[Entries from a dataset of interfaces]

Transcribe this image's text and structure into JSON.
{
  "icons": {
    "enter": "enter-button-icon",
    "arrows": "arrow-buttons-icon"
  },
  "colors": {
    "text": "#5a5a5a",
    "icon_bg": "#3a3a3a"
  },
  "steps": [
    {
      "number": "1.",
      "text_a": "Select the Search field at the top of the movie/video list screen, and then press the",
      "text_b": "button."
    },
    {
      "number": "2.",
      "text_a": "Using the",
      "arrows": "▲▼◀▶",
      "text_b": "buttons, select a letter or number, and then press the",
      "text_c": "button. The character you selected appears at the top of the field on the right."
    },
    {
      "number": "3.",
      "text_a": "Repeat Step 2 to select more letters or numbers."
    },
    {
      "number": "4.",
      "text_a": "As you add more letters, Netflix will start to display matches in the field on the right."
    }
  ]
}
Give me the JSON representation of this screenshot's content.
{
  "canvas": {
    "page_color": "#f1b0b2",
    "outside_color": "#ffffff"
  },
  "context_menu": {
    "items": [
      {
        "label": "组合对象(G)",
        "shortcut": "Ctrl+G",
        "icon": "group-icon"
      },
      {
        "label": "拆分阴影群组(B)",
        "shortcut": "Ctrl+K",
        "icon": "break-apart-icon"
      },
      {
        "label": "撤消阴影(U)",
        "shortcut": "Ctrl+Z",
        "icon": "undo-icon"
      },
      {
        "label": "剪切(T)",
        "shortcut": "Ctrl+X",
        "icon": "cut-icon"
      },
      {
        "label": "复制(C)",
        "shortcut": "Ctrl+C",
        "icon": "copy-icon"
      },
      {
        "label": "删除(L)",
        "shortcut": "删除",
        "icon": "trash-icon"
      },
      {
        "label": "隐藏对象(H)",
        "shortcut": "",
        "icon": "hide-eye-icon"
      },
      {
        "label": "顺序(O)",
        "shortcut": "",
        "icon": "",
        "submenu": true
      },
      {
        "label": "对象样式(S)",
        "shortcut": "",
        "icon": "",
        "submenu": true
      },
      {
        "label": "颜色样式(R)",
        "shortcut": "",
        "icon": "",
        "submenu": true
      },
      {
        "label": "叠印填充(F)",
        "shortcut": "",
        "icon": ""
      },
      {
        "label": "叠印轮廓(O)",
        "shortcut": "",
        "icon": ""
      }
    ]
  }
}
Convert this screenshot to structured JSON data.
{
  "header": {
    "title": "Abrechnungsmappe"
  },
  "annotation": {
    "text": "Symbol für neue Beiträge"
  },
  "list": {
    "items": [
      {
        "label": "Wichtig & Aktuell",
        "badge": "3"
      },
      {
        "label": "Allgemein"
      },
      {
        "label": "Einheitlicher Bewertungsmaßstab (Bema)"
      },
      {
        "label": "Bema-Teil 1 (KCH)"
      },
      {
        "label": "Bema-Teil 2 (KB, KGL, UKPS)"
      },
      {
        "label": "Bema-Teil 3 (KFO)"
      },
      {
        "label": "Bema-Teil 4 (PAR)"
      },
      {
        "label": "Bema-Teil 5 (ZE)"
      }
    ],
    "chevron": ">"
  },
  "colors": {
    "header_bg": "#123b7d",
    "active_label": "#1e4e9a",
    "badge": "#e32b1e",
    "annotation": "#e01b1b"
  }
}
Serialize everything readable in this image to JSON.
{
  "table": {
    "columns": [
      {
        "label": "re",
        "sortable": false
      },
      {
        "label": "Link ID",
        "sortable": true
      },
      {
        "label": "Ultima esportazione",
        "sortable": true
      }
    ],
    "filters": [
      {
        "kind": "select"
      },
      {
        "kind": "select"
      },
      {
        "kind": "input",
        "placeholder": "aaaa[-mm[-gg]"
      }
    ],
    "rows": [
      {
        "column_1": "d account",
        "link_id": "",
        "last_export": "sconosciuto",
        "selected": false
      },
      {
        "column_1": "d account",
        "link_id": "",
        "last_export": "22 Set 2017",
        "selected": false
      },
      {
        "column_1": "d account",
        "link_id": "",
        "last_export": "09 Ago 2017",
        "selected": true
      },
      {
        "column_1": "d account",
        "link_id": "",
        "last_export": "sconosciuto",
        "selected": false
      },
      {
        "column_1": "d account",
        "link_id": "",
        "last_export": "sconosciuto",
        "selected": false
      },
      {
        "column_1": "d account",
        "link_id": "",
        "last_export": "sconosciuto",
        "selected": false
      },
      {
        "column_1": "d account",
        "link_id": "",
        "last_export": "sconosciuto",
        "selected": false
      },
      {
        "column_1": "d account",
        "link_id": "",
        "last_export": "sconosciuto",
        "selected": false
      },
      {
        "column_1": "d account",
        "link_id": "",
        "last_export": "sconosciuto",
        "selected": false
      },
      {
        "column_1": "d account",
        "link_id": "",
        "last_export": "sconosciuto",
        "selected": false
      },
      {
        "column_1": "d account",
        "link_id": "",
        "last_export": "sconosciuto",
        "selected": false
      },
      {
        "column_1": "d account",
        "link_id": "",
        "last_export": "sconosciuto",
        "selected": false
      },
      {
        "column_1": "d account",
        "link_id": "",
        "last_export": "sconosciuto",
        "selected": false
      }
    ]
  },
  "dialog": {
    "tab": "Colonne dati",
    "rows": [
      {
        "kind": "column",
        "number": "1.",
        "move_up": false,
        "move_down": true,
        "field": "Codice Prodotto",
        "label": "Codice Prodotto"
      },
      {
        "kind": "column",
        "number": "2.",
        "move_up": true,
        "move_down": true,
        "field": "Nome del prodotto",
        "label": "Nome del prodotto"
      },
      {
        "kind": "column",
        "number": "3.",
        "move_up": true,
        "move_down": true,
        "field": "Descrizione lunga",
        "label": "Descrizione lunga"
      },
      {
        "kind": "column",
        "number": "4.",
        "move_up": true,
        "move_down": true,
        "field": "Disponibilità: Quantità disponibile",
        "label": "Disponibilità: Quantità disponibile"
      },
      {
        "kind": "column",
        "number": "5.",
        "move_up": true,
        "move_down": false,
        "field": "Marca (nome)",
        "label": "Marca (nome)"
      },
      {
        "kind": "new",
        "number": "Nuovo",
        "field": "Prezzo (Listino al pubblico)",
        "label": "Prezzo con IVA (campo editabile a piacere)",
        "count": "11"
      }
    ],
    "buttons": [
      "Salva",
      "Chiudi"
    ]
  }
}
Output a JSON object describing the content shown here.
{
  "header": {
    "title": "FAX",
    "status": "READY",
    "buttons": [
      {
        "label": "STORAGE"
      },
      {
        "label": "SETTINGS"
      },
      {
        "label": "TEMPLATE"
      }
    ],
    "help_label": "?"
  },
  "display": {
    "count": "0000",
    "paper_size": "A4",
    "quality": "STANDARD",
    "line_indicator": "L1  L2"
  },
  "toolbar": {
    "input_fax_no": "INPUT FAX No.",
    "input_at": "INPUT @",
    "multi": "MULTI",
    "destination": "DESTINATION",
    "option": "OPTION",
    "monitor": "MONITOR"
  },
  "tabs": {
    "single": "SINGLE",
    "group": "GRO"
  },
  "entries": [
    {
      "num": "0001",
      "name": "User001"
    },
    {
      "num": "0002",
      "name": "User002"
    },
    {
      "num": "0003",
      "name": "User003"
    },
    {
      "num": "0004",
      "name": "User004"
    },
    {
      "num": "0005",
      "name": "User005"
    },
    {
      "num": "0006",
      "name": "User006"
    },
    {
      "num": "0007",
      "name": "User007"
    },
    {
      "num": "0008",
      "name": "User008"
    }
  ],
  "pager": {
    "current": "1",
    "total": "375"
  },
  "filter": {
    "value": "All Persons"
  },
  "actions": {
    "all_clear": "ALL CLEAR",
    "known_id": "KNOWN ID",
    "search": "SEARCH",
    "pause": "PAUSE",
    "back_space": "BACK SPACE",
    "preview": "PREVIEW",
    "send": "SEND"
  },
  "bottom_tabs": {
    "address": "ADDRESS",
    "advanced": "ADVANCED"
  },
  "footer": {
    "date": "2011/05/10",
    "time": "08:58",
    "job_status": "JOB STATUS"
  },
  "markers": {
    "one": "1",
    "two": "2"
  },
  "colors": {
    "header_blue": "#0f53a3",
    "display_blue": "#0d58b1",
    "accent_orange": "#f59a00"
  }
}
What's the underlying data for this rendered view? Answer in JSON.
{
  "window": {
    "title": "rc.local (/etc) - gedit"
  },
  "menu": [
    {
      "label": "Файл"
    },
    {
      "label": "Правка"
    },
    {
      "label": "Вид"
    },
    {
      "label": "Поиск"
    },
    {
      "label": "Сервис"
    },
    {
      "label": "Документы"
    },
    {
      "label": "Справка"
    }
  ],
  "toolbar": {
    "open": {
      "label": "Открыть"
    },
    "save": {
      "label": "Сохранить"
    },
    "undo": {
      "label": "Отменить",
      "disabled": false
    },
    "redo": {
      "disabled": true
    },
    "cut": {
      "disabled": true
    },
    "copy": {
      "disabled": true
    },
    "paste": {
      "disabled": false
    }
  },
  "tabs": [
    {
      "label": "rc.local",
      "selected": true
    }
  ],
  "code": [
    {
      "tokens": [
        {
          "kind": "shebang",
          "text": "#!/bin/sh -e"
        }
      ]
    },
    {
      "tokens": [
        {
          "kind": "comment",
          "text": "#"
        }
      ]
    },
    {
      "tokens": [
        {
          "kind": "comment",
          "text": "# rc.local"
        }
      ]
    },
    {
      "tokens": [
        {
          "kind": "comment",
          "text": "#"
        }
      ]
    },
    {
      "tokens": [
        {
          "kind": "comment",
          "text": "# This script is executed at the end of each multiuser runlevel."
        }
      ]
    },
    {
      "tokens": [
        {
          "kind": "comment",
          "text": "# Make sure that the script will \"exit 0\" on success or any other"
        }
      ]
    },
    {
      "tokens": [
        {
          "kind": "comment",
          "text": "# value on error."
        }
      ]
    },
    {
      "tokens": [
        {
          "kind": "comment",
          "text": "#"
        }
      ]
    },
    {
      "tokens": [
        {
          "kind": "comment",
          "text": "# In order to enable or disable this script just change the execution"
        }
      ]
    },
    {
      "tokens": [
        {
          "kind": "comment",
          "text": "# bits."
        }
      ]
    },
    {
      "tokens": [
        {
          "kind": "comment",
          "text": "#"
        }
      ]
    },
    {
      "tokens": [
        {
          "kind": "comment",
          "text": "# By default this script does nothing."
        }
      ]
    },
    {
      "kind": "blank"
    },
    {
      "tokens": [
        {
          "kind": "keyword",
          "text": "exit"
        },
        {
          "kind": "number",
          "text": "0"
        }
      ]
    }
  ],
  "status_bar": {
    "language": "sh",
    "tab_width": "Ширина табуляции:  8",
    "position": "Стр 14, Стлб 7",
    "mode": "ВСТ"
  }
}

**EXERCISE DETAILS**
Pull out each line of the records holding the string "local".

**WRITTEN ANSWER**
    "title": "rc.local (/etc) - gedit"
      "label": "rc.local",
          "text": "# rc.local"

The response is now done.